‘Here it goes again’ – OK Go
Perhaps best known for the viral music video for which he so rightly won a Grammy Award, Chicago-based OK Go released “Here It Goes Again” as the third single, being one of only two from their songs to be on the list. Billboardis hot 100.
The accented guitars working overtime alongside the drums are almost enough to make you want to have fun on the treadmill with the band, and it’s guaranteed to live in your head for the next two hours after hearing it. His irresistible hooks and pop power feel also earned him a spot on Dance Dance Revolution X.
‘Adolescent Fluorescent’ – Arctic Monkeys
One of many Arctic Monkeys songs that could have made it onto this list, “Fluorescent Adolescent” earned its place with its ska beat and guitar riffs that complement and even juxtapose the sentiment of the lyrics. It’s vibrant as Turner recounts the good old days unleashed around Sheffield, but fades as reality focuses on him before his optimism allows him to lift you up.

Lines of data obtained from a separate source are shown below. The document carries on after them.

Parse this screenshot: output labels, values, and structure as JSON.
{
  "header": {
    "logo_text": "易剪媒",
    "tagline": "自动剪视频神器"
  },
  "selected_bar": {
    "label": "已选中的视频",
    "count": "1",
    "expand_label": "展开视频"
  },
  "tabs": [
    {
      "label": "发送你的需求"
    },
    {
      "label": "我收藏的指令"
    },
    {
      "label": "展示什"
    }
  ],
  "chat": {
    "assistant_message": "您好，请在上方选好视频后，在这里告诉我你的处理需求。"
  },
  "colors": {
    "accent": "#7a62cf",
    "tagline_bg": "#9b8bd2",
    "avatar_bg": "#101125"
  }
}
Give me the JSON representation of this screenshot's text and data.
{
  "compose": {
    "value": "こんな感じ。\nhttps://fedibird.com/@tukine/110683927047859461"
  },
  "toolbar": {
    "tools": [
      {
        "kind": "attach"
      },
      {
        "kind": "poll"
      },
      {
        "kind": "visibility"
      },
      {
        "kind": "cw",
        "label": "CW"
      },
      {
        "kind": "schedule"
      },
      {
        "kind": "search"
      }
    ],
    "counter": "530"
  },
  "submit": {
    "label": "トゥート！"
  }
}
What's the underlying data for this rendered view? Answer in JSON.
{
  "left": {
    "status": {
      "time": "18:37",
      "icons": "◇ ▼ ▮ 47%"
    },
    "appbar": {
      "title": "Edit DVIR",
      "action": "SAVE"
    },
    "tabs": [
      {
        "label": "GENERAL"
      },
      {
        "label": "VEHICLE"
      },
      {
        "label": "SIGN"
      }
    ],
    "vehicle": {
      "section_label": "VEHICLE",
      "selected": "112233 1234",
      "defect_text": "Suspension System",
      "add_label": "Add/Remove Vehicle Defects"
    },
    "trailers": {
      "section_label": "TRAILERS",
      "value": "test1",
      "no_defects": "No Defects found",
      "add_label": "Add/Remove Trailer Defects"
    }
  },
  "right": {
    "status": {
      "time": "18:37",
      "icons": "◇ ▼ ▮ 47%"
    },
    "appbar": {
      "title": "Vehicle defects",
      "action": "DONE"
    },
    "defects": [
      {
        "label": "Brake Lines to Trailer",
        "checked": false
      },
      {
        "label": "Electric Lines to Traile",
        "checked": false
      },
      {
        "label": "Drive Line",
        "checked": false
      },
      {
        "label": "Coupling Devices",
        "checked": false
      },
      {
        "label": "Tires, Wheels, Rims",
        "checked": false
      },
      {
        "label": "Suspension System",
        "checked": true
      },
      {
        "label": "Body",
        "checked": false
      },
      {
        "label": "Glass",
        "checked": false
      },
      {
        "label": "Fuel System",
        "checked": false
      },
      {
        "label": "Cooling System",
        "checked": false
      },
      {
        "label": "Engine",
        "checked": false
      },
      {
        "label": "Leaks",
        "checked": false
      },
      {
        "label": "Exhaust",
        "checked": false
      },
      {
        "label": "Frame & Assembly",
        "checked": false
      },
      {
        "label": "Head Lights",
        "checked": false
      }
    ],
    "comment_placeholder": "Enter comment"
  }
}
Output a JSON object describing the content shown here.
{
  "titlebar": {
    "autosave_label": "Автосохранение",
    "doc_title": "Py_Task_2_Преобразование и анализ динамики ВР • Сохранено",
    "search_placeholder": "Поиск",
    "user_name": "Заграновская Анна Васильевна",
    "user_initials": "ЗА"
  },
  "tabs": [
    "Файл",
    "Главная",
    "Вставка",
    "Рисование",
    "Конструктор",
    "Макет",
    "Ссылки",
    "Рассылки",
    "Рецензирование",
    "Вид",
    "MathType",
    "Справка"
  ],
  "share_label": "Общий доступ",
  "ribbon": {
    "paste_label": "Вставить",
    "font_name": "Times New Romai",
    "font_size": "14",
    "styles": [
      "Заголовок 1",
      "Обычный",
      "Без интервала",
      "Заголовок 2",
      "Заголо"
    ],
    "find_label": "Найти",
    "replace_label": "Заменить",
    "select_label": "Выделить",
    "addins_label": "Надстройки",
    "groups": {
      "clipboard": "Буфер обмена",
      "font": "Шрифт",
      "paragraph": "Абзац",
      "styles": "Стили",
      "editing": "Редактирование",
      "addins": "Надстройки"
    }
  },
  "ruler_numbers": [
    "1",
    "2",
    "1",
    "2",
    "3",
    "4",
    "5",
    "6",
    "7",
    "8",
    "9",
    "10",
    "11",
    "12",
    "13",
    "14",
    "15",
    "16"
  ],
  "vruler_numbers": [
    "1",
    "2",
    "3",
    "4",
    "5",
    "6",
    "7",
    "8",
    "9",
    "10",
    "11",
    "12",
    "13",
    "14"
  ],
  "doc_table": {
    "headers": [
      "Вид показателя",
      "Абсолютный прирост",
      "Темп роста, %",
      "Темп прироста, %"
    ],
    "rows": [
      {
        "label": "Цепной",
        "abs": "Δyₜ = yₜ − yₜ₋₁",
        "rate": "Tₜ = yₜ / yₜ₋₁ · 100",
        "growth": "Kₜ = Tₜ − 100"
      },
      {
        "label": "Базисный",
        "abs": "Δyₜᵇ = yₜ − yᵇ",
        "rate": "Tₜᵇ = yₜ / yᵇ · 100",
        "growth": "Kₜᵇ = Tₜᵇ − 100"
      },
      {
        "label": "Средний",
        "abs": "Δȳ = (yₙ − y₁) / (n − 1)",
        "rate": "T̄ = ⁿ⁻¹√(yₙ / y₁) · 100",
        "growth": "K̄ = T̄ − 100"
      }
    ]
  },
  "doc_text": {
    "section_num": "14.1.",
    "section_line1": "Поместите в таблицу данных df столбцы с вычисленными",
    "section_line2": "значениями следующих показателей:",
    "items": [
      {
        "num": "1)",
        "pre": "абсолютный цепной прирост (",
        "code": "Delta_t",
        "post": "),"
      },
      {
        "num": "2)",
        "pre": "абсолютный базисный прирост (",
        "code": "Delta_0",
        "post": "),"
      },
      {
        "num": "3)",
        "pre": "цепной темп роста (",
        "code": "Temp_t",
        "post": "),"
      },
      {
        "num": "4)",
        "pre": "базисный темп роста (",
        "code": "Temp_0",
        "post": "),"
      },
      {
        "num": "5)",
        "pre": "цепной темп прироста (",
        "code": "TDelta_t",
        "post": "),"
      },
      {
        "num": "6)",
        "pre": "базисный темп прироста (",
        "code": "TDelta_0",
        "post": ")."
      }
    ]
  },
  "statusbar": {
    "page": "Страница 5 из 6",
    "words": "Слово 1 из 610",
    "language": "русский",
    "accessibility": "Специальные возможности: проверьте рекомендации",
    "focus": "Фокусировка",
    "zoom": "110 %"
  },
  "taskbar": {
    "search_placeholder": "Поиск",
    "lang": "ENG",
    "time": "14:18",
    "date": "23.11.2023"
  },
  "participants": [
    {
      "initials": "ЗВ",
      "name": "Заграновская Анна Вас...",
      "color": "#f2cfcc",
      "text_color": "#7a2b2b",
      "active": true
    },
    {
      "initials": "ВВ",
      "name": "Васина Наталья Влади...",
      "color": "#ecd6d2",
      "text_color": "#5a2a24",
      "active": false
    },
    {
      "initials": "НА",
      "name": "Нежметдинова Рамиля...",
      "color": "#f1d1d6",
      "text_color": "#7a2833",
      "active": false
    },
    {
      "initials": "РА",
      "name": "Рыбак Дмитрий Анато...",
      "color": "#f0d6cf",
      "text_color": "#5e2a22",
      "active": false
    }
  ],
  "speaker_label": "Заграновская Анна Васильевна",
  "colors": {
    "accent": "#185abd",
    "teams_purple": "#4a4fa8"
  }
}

It was the fifth track from their second album favorite worst nightmare, and peaked at number five on the UK Singles Chart in 2007 – a true indie rock classic.
‘A-Punk’ – Vampire Weekend
The second release from their self-titled debut album remains the Columbia University indie band’s biggest hit with over 260 million streams on Spotify.
The dynamism of the lead guitar riff resolves and features only in the intro and verses, making its reappearance even more uplifting after the flute-dominant choruses. The subtle accent is also effective in creating that sunny feel.
‘No you didn’t, no you didn’t’ – The Courteneers
The Courteneers released “No You Didn’t, No You Don’t” as the seventh track from their debut studio album Saint Jude, which managed to reach number five on the UK Singles Chart.
NME describe the track as “a nostalgic, jovial Smithsian jangle-pop marvel that truly bridges the gap between rogue and cuddly. Therefore, it’s easily the best track on the album” — a perfect description of one of the most underrated songs the 2000s indie rock song was honored with.
Dive into more powerful riffs with our exploration of 70s Aussie rock deep cuts here.